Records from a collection

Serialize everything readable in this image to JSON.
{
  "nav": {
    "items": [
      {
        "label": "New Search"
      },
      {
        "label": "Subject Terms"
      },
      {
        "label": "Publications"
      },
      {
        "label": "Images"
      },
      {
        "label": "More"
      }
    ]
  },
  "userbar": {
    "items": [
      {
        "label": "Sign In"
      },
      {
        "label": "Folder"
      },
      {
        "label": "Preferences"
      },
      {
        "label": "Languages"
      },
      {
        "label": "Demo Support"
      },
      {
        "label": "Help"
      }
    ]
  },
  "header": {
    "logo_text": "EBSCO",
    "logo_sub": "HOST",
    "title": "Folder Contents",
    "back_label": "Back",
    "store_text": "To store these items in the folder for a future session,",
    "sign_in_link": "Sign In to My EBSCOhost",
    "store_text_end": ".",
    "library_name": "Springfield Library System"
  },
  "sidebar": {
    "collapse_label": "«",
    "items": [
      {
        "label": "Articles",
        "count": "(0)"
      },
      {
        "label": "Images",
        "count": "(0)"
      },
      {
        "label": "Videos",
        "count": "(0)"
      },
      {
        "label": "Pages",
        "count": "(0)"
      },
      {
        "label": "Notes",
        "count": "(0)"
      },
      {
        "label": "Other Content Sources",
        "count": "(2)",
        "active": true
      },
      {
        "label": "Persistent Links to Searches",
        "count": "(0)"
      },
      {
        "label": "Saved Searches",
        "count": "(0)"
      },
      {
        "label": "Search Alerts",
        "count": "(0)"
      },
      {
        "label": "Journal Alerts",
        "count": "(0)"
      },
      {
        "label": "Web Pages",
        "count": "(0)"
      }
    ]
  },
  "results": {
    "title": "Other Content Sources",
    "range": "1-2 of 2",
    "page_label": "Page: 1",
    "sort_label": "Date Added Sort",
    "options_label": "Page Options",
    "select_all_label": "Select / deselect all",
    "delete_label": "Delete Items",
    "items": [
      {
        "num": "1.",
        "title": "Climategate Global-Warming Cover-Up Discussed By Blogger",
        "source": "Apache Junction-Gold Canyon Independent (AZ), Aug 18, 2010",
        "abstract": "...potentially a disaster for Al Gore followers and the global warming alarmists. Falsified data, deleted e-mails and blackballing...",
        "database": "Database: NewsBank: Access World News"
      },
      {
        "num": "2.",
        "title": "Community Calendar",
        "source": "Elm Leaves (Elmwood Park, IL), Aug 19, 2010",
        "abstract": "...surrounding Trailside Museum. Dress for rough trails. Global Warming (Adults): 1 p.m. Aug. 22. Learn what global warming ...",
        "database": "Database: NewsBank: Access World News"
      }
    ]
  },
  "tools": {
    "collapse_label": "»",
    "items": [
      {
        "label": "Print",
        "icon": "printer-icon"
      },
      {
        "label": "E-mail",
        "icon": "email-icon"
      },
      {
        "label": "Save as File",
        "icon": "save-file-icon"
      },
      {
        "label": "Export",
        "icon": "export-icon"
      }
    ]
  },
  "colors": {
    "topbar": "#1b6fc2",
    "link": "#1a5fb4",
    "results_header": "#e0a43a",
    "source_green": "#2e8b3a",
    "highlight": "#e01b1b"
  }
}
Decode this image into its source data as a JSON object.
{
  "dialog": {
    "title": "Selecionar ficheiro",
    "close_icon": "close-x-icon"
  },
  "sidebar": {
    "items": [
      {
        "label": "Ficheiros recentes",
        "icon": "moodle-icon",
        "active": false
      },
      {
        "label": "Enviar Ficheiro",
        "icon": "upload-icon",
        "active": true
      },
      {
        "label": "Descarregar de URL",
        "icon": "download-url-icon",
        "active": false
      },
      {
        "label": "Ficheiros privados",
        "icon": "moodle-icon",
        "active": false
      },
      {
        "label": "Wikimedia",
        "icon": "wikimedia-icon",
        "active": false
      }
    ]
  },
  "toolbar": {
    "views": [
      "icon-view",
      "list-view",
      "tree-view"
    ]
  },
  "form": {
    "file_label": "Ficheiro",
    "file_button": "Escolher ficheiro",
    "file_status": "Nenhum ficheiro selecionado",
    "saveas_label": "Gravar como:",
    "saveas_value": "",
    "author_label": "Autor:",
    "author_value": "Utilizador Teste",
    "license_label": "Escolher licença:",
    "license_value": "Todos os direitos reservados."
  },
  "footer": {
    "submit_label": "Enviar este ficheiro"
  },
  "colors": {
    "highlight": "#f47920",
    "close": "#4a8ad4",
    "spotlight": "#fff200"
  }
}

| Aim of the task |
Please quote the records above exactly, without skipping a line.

| Response box |
Serialize everything readable in this image to JSON.
{
  "nav": {
    "items": [
      {
        "label": "New Search"
      },
      {
        "label": "Subject Terms"
      },
      {
        "label": "Publications"
      },
      {
        "label": "Images"
      },
      {
        "label": "More"
      }
    ]
  },
  "userbar": {
    "items": [
      {
        "label": "Sign In"
      },
      {
        "label": "Folder"
      },
      {
        "label": "Preferences"
      },
      {
        "label": "Languages"
      },
      {
        "label": "Demo Support"
      },
      {
        "label": "Help"
      }
    ]
  },
  "header": {
    "logo_text": "EBSCO",
    "logo_sub": "HOST",
    "title": "Folder Contents",
    "back_label": "Back",
    "store_text": "To store these items in the folder for a future session,",
    "sign_in_link": "Sign In to My EBSCOhost",
    "store_text_end": ".",
    "library_name": "Springfield Library System"
  },
  "sidebar": {
    "collapse_label": "«",
    "items": [
      {
        "label": "Articles",
        "count": "(0)"
      },
      {
        "label": "Images",
        "count": "(0)"
      },
      {
        "label": "Videos",
        "count": "(0)"
      },
      {
        "label": "Pages",
        "count": "(0)"
      },
      {
        "label": "Notes",
        "count": "(0)"
      },
      {
        "label": "Other Content Sources",
        "count": "(2)",
        "active": true
      },
      {
        "label": "Persistent Links to Searches",
        "count": "(0)"
      },
      {
        "label": "Saved Searches",
        "count": "(0)"
      },
      {
        "label": "Search Alerts",
        "count": "(0)"
      },
      {
        "label": "Journal Alerts",
        "count": "(0)"
      },
      {
        "label": "Web Pages",
        "count": "(0)"
      }
    ]
  },
  "results": {
    "title": "Other Content Sources",
    "range": "1-2 of 2",
    "page_label": "Page: 1",
    "sort_label": "Date Added Sort",
    "options_label": "Page Options",
    "select_all_label": "Select / deselect all",
    "delete_label": "Delete Items",
    "items": [
      {
        "num": "1.",
        "title": "Climategate Global-Warming Cover-Up Discussed By Blogger",
        "source": "Apache Junction-Gold Canyon Independent (AZ), Aug 18, 2010",
        "abstract": "...potentially a disaster for Al Gore followers and the global warming alarmists. Falsified data, deleted e-mails and blackballing...",
        "database": "Database: NewsBank: Access World News"
      },
      {
        "num": "2.",
        "title": "Community Calendar",
        "source": "Elm Leaves (Elmwood Park, IL), Aug 19, 2010",
        "abstract": "...surrounding Trailside Museum. Dress for rough trails. Global Warming (Adults): 1 p.m. Aug. 22. Learn what global warming ...",
        "database": "Database: NewsBank: Access World News"
      }
    ]
  },
  "tools": {
    "collapse_label": "»",
    "items": [
      {
        "label": "Print",
        "icon": "printer-icon"
      },
      {
        "label": "E-mail",
        "icon": "email-icon"
      },
      {
        "label": "Save as File",
        "icon": "save-file-icon"
      },
      {
        "label": "Export",
        "icon": "export-icon"
      }
    ]
  },
  "colors": {
    "topbar": "#1b6fc2",
    "link": "#1a5fb4",
    "results_header": "#e0a43a",
    "source_green": "#2e8b3a",
    "highlight": "#e01b1b"
  }
}
Decode this image into its source data as a JSON object.
{
  "dialog": {
    "title": "Selecionar ficheiro",
    "close_icon": "close-x-icon"
  },
  "sidebar": {
    "items": [
      {
        "label": "Ficheiros recentes",
        "icon": "moodle-icon",
        "active": false
      },
      {
        "label": "Enviar Ficheiro",
        "icon": "upload-icon",
        "active": true
      },
      {
        "label": "Descarregar de URL",
        "icon": "download-url-icon",
        "active": false
      },
      {
        "label": "Ficheiros privados",
        "icon": "moodle-icon",
        "active": false
      },
      {
        "label": "Wikimedia",
        "icon": "wikimedia-icon",
        "active": false
      }
    ]
  },
  "toolbar": {
    "views": [
      "icon-view",
      "list-view",
      "tree-view"
    ]
  },
  "form": {
    "file_label": "Ficheiro",
    "file_button": "Escolher ficheiro",
    "file_status": "Nenhum ficheiro selecionado",
    "saveas_label": "Gravar como:",
    "saveas_value": "",
    "author_label": "Autor:",
    "author_value": "Utilizador Teste",
    "license_label": "Escolher licença:",
    "license_value": "Todos os direitos reservados."
  },
  "footer": {
    "submit_label": "Enviar este ficheiro"
  },
  "colors": {
    "highlight": "#f47920",
    "close": "#4a8ad4",
    "spotlight": "#fff200"
  }
}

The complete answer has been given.